↓

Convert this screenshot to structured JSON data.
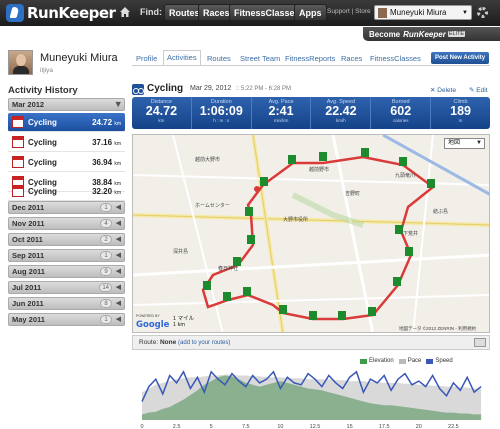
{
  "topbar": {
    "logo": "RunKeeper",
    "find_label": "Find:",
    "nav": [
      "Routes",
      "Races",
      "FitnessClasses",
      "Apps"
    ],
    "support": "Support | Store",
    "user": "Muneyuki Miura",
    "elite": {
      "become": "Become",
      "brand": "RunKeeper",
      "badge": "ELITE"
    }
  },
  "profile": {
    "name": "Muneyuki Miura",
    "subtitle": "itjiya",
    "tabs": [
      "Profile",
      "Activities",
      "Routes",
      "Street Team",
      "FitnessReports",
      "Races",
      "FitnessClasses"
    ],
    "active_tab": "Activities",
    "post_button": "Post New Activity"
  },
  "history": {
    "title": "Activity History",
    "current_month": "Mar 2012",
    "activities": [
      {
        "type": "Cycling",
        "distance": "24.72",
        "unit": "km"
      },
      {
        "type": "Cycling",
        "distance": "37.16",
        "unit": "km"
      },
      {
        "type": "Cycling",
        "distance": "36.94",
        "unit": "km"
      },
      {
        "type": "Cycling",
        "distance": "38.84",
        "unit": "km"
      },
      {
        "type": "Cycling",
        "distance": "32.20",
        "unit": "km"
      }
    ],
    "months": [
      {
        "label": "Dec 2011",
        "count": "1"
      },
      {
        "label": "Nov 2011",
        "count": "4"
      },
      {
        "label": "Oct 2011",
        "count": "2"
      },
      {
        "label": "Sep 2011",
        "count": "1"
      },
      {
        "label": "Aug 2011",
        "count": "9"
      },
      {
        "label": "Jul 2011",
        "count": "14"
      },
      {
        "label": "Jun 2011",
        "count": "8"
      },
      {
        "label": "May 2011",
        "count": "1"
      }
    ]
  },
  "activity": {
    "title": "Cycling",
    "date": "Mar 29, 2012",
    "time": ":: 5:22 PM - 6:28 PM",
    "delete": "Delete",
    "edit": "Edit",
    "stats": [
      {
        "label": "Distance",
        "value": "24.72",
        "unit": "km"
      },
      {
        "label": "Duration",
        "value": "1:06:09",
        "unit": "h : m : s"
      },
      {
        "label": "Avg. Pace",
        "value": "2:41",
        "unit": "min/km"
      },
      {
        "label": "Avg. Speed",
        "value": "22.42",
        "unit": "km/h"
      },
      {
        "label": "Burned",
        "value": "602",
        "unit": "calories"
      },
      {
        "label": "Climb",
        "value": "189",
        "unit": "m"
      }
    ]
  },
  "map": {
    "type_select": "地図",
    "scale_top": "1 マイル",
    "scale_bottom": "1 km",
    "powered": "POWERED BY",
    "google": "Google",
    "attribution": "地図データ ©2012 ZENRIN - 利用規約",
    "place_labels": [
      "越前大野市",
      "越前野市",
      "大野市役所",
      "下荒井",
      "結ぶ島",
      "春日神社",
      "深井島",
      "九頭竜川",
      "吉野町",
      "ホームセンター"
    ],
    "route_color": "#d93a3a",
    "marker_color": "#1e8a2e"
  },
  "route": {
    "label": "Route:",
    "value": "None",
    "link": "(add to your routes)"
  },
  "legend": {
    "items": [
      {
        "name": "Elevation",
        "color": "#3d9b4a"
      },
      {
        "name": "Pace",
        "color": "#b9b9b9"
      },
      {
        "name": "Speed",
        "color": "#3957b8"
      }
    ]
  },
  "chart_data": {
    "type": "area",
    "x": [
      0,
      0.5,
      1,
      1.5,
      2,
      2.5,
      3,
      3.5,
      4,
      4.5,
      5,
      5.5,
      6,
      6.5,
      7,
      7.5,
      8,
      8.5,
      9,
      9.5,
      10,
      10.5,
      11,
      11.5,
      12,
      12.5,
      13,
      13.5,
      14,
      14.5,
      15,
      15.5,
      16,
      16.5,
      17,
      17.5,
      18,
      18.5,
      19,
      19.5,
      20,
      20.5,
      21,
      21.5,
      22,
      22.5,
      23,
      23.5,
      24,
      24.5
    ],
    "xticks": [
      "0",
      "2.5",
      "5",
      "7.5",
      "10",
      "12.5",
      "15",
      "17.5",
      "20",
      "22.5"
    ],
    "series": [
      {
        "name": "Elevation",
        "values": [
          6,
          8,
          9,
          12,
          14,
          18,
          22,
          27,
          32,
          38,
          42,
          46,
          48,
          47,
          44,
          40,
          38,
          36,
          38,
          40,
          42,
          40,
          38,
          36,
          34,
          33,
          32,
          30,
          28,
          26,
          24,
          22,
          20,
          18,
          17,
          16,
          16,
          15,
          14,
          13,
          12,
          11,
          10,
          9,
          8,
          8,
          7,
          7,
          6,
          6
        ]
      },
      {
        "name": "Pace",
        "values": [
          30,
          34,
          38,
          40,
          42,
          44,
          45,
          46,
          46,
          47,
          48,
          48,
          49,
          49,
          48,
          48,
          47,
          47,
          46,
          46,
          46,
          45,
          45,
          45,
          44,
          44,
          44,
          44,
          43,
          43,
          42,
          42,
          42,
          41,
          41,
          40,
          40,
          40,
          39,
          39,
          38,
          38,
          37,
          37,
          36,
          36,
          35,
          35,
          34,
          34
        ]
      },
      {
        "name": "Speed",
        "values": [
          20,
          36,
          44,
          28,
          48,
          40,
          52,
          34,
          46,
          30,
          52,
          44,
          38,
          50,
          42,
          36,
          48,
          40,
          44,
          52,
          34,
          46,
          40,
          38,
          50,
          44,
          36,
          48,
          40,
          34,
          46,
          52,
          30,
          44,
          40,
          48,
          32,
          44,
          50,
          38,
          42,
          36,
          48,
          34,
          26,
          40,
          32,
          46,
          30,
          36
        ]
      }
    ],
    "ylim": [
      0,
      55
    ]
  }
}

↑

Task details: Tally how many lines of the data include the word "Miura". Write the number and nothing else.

Answer to the exercise: 2